Directions: Taking each line of the records in turn, count those containing "this" and report only the number.

-------- Working data

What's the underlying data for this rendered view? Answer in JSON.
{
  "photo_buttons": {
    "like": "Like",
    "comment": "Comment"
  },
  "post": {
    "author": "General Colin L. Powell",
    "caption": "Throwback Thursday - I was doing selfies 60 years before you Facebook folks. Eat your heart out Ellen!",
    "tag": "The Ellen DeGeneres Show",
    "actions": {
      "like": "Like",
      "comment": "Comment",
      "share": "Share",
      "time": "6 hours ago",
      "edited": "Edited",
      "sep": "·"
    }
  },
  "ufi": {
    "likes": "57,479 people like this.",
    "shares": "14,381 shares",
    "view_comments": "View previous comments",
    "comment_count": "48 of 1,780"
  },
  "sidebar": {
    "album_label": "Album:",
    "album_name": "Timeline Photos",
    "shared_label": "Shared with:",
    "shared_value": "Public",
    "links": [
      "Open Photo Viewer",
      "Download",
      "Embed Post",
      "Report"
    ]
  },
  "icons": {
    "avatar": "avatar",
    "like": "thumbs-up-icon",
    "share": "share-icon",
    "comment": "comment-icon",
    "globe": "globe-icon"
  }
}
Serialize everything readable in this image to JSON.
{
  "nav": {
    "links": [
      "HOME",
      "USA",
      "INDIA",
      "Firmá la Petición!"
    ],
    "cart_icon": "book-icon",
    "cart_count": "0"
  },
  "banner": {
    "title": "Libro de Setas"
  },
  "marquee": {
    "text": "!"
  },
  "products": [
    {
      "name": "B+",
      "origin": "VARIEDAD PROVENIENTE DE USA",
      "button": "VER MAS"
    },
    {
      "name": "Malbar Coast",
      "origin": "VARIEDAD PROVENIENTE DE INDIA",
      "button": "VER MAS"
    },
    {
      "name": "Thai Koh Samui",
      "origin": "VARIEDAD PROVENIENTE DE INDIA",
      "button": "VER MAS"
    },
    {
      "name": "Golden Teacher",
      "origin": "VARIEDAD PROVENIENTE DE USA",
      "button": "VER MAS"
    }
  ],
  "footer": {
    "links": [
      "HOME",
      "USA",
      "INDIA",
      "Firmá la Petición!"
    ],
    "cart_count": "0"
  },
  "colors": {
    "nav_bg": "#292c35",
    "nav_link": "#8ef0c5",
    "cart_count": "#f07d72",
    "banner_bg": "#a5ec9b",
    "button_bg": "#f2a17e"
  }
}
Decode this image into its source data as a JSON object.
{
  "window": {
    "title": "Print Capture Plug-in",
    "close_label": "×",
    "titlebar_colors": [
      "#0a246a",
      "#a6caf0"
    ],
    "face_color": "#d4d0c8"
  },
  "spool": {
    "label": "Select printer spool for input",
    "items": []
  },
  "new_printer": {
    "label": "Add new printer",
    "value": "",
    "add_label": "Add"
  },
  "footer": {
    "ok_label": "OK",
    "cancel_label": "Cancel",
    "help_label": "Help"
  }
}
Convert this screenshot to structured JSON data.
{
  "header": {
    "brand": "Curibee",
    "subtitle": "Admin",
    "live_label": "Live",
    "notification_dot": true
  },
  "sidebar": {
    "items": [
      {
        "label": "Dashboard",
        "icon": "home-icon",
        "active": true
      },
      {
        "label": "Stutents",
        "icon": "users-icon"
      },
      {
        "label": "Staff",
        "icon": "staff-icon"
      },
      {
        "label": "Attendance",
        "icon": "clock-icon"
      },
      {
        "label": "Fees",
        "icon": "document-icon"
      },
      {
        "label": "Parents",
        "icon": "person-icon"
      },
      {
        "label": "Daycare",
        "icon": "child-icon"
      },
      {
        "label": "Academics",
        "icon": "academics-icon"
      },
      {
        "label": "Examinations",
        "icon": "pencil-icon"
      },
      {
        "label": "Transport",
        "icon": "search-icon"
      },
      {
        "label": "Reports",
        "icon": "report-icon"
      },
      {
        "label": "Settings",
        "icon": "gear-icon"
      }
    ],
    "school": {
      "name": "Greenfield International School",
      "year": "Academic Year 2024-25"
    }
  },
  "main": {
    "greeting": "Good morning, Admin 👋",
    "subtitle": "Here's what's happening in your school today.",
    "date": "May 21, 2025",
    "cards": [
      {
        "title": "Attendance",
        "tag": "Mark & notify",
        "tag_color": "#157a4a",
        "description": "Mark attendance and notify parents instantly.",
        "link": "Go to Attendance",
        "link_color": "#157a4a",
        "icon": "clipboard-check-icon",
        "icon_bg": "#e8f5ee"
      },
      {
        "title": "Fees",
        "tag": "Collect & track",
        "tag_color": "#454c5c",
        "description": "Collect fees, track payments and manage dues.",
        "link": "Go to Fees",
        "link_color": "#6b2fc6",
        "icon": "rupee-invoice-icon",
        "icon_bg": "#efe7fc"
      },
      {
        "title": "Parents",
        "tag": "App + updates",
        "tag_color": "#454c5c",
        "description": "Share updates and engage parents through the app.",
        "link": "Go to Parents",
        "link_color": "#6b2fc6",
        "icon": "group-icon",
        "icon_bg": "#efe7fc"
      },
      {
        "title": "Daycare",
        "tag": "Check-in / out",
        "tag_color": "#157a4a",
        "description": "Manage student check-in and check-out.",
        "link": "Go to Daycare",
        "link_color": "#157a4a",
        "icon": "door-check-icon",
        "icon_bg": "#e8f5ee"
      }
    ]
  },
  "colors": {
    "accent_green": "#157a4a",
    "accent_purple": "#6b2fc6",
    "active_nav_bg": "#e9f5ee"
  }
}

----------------

Response below: 5